Wed, Apr 10, 2024

Stop spending. It’s a complete and total waste. 

You should never spend anything ever again. I mean that. 

And not just with money (although especially with money). Stop spending time. Stop spending energy. Stop spending thoughts. Stop spending. Instead, do this. 

Every single “expenditure” should be an investment. 

This isn’t difficult to do; it just requires rethinking how you think about your outputs. Sometimes, all it takes for something to become an investment is to think about it like one. My favorite example is $7 lattes.

“My drink” is an oat milk latte with honey and cinnamon. It’s $7. There’s no reason any of us (regardless of our socioeconomic situation) should be drinking $7 lattes. It’s an unjustifiably absurd indulgence. But I love them. It’s not unheard of that sometimes I have two in a day.

If all I’m doing is spending money on lattes, it’s an absolute waste. All I have is a coffee habit that could cover a decent car payment every month. 

However, when I stop and reframe, it changes everything. 

When I buy that $7 coffee, the question is: How is this an investment?

I don’t just love the lattes, I love the ceremony. I love going to my favorite coffee shop, talking to my favorite baristas, sitting on my favorite outdoor patio, and doing my favorite thing (bouncing between reading and working). I will quite literally sit there for hours, happy and productive.

When I allow myself this little indulgence, I get far more done and can work for much longer periods. And because I treat it like an investment, it puts me in the mental frame necessary to take my time, enjoy myself, and soak up the returns on my $7. 

I can’t think of another $7 investment that could yield close to the same returns. And now, my expectations for coffee excursions are insanely high, especially when I’m traveling. I won’t “spend” my money at just any coffee place.

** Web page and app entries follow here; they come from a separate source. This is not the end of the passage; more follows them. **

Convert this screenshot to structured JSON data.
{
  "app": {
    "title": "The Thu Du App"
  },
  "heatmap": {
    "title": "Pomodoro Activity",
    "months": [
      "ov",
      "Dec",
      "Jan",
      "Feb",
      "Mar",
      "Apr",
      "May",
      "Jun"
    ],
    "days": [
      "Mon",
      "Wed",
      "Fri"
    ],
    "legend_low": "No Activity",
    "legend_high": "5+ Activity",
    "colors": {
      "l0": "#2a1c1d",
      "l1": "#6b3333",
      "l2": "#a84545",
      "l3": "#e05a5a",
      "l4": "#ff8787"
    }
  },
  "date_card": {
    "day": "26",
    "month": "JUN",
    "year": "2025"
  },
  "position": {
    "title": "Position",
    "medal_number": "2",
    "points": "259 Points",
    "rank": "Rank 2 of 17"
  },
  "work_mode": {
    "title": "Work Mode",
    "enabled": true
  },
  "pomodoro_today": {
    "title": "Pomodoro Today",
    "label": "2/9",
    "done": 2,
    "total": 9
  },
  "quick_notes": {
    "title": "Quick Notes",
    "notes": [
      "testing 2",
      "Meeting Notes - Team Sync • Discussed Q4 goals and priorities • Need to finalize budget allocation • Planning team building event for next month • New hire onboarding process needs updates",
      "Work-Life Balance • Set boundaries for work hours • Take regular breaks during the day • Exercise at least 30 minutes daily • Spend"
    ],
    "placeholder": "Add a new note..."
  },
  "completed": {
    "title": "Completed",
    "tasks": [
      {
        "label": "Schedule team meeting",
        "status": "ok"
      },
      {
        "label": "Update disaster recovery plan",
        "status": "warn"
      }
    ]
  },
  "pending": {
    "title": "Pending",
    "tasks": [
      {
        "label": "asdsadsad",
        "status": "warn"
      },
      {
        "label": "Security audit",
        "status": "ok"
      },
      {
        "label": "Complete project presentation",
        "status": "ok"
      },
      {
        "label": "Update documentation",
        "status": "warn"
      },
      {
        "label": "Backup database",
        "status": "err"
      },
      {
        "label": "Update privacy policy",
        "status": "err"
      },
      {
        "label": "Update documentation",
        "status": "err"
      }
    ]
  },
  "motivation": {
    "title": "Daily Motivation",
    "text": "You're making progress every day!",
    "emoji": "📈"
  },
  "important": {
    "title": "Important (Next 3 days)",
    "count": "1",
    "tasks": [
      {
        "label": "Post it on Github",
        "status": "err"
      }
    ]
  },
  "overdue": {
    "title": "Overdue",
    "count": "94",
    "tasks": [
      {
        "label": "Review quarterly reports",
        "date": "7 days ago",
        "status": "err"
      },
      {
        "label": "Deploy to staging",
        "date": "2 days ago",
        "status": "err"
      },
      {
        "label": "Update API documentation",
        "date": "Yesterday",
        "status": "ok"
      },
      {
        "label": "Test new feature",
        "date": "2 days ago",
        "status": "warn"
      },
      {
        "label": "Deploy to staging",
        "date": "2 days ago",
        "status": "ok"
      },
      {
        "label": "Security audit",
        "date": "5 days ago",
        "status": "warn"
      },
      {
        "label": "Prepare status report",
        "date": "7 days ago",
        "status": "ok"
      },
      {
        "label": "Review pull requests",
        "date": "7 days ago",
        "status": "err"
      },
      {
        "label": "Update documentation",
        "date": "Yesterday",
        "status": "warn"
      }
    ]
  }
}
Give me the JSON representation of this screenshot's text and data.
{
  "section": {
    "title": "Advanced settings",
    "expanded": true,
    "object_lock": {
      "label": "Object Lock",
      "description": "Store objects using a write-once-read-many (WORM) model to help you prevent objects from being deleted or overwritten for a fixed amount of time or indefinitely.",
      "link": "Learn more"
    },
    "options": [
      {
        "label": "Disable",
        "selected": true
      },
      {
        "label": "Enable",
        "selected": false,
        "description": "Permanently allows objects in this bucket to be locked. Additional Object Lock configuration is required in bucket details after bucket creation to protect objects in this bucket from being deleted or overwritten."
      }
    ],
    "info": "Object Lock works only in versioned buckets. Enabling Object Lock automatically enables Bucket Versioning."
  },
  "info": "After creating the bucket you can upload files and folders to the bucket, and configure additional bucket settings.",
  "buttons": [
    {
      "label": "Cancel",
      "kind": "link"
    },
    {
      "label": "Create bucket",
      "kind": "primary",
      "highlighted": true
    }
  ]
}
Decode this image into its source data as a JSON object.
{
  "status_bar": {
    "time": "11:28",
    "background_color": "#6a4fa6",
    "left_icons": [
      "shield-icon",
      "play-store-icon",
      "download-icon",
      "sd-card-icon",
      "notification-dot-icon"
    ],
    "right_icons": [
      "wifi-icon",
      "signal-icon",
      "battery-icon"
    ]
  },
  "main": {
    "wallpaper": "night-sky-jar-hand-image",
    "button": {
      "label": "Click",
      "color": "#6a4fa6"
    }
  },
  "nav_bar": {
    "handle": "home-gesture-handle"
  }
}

It has to be worthy of my investment.

I’m not saying you should run around like a neurotic psychopath demanding a % yield on every quarter you put into a vending machine. But…

When you feel a tinge of guilt or even just incongruence when you’re about to make an expenditure, let that be the trigger.

Ask yourself, “How is this an investment?” The answer is often apparent. 

Once you have an answer, it helps you know precisely how to utilize that purchase properly. Sometimes, you realize it can’t be, no matter how you frame it. That’s always my cue to walk away. 

The other thing I love about this exercise is that it helps you understand your motives. 

I have the (bad?) habit of diving for the check any time I’m eating out with friends. When I stop and consider the reason for my investment, I often satiate some level of insecurity. 

Only occasionally. Sometimes, it’s just because I love the people I’m with, and that’s one small way to show it. 

That’s the fun of the investment framing: It doesn’t allow me to hide from myself. 

I understand why I might be doing it, which helps me acknowledge if there’s a deeper issue.

I love the idea that we demand a return on every expenditure. It puts us in a position of having positive expectations of life. 

What do you think? What’s an investment for you that other people might think of as a frivolous expense?